(Collection entries)
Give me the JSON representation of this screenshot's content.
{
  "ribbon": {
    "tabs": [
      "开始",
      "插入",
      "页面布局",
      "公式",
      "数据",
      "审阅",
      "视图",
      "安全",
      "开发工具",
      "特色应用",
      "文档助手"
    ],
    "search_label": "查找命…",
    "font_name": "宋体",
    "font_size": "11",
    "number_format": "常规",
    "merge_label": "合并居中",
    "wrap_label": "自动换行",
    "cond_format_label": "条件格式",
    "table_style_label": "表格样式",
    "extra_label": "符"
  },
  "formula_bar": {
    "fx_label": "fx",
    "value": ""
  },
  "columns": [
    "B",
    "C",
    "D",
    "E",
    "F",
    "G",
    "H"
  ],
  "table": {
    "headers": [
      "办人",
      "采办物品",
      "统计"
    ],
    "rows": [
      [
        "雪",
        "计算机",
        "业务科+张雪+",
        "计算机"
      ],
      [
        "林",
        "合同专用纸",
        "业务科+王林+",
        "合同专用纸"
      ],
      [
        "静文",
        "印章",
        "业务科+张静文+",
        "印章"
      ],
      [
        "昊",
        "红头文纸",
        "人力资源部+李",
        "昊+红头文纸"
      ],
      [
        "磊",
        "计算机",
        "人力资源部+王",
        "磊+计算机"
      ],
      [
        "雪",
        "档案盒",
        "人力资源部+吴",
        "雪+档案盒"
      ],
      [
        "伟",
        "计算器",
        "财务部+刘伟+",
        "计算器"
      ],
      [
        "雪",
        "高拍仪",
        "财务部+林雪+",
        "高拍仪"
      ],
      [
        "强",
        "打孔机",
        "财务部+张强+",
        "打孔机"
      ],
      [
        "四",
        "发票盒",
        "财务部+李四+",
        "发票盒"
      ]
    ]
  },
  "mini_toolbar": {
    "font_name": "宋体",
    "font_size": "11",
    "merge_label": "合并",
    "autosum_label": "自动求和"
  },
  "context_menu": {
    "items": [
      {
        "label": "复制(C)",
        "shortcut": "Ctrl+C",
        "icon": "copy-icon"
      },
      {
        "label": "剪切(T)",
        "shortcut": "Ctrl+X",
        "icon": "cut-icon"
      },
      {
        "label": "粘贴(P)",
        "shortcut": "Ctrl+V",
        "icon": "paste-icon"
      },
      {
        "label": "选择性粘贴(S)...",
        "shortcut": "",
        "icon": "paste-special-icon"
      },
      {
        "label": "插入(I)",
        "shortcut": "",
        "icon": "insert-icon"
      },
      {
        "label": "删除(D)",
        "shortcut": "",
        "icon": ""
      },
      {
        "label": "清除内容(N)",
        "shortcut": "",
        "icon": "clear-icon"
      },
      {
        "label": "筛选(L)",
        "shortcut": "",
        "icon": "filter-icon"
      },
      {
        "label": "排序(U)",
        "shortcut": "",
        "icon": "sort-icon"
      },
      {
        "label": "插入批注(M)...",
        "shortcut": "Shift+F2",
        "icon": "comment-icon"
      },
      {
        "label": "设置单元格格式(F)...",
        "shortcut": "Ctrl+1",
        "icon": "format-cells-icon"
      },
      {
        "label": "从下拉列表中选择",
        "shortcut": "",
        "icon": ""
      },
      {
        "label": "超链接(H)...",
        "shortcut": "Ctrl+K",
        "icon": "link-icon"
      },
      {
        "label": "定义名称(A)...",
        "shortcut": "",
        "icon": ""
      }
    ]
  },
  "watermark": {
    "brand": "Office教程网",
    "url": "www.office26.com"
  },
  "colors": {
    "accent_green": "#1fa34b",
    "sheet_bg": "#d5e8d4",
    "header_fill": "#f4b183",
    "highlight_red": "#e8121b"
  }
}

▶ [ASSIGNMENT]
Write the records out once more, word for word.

▶ [OUTPUT BELOW]
Give me the JSON representation of this screenshot's content.
{
  "ribbon": {
    "tabs": [
      "开始",
      "插入",
      "页面布局",
      "公式",
      "数据",
      "审阅",
      "视图",
      "安全",
      "开发工具",
      "特色应用",
      "文档助手"
    ],
    "search_label": "查找命…",
    "font_name": "宋体",
    "font_size": "11",
    "number_format": "常规",
    "merge_label": "合并居中",
    "wrap_label": "自动换行",
    "cond_format_label": "条件格式",
    "table_style_label": "表格样式",
    "extra_label": "符"
  },
  "formula_bar": {
    "fx_label": "fx",
    "value": ""
  },
  "columns": [
    "B",
    "C",
    "D",
    "E",
    "F",
    "G",
    "H"
  ],
  "table": {
    "headers": [
      "办人",
      "采办物品",
      "统计"
    ],
    "rows": [
      [
        "雪",
        "计算机",
        "业务科+张雪+",
        "计算机"
      ],
      [
        "林",
        "合同专用纸",
        "业务科+王林+",
        "合同专用纸"
      ],
      [
        "静文",
        "印章",
        "业务科+张静文+",
        "印章"
      ],
      [
        "昊",
        "红头文纸",
        "人力资源部+李",
        "昊+红头文纸"
      ],
      [
        "磊",
        "计算机",
        "人力资源部+王",
        "磊+计算机"
      ],
      [
        "雪",
        "档案盒",
        "人力资源部+吴",
        "雪+档案盒"
      ],
      [
        "伟",
        "计算器",
        "财务部+刘伟+",
        "计算器"
      ],
      [
        "雪",
        "高拍仪",
        "财务部+林雪+",
        "高拍仪"
      ],
      [
        "强",
        "打孔机",
        "财务部+张强+",
        "打孔机"
      ],
      [
        "四",
        "发票盒",
        "财务部+李四+",
        "发票盒"
      ]
    ]
  },
  "mini_toolbar": {
    "font_name": "宋体",
    "font_size": "11",
    "merge_label": "合并",
    "autosum_label": "自动求和"
  },
  "context_menu": {
    "items": [
      {
        "label": "复制(C)",
        "shortcut": "Ctrl+C",
        "icon": "copy-icon"
      },
      {
        "label": "剪切(T)",
        "shortcut": "Ctrl+X",
        "icon": "cut-icon"
      },
      {
        "label": "粘贴(P)",
        "shortcut": "Ctrl+V",
        "icon": "paste-icon"
      },
      {
        "label": "选择性粘贴(S)...",
        "shortcut": "",
        "icon": "paste-special-icon"
      },
      {
        "label": "插入(I)",
        "shortcut": "",
        "icon": "insert-icon"
      },
      {
        "label": "删除(D)",
        "shortcut": "",
        "icon": ""
      },
      {
        "label": "清除内容(N)",
        "shortcut": "",
        "icon": "clear-icon"
      },
      {
        "label": "筛选(L)",
        "shortcut": "",
        "icon": "filter-icon"
      },
      {
        "label": "排序(U)",
        "shortcut": "",
        "icon": "sort-icon"
      },
      {
        "label": "插入批注(M)...",
        "shortcut": "Shift+F2",
        "icon": "comment-icon"
      },
      {
        "label": "设置单元格格式(F)...",
        "shortcut": "Ctrl+1",
        "icon": "format-cells-icon"
      },
      {
        "label": "从下拉列表中选择",
        "shortcut": "",
        "icon": ""
      },
      {
        "label": "超链接(H)...",
        "shortcut": "Ctrl+K",
        "icon": "link-icon"
      },
      {
        "label": "定义名称(A)...",
        "shortcut": "",
        "icon": ""
      }
    ]
  },
  "watermark": {
    "brand": "Office教程网",
    "url": "www.office26.com"
  },
  "colors": {
    "accent_green": "#1fa34b",
    "sheet_bg": "#d5e8d4",
    "header_fill": "#f4b183",
    "highlight_red": "#e8121b"
  }
}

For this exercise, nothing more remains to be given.